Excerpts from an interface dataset

§ §

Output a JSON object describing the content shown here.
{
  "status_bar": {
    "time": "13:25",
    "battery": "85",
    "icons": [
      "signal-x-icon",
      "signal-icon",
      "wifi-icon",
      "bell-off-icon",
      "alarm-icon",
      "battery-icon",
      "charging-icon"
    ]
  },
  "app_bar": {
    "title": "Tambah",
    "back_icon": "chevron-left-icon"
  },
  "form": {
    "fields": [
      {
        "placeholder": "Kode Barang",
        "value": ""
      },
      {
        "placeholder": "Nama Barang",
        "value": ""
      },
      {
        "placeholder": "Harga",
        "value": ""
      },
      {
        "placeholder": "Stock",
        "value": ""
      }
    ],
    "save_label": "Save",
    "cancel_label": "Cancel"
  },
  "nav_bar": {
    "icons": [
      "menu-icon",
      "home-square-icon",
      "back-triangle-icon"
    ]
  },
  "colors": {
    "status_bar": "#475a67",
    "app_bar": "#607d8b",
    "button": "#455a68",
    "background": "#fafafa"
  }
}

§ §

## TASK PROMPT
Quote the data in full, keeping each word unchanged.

## COMPLETED EXERCISE
Output a JSON object describing the content shown here.
{
  "status_bar": {
    "time": "13:25",
    "battery": "85",
    "icons": [
      "signal-x-icon",
      "signal-icon",
      "wifi-icon",
      "bell-off-icon",
      "alarm-icon",
      "battery-icon",
      "charging-icon"
    ]
  },
  "app_bar": {
    "title": "Tambah",
    "back_icon": "chevron-left-icon"
  },
  "form": {
    "fields": [
      {
        "placeholder": "Kode Barang",
        "value": ""
      },
      {
        "placeholder": "Nama Barang",
        "value": ""
      },
      {
        "placeholder": "Harga",
        "value": ""
      },
      {
        "placeholder": "Stock",
        "value": ""
      }
    ],
    "save_label": "Save",
    "cancel_label": "Cancel"
  },
  "nav_bar": {
    "icons": [
      "menu-icon",
      "home-square-icon",
      "back-triangle-icon"
    ]
  },
  "colors": {
    "status_bar": "#475a67",
    "app_bar": "#607d8b",
    "button": "#455a68",
    "background": "#fafafa"
  }
}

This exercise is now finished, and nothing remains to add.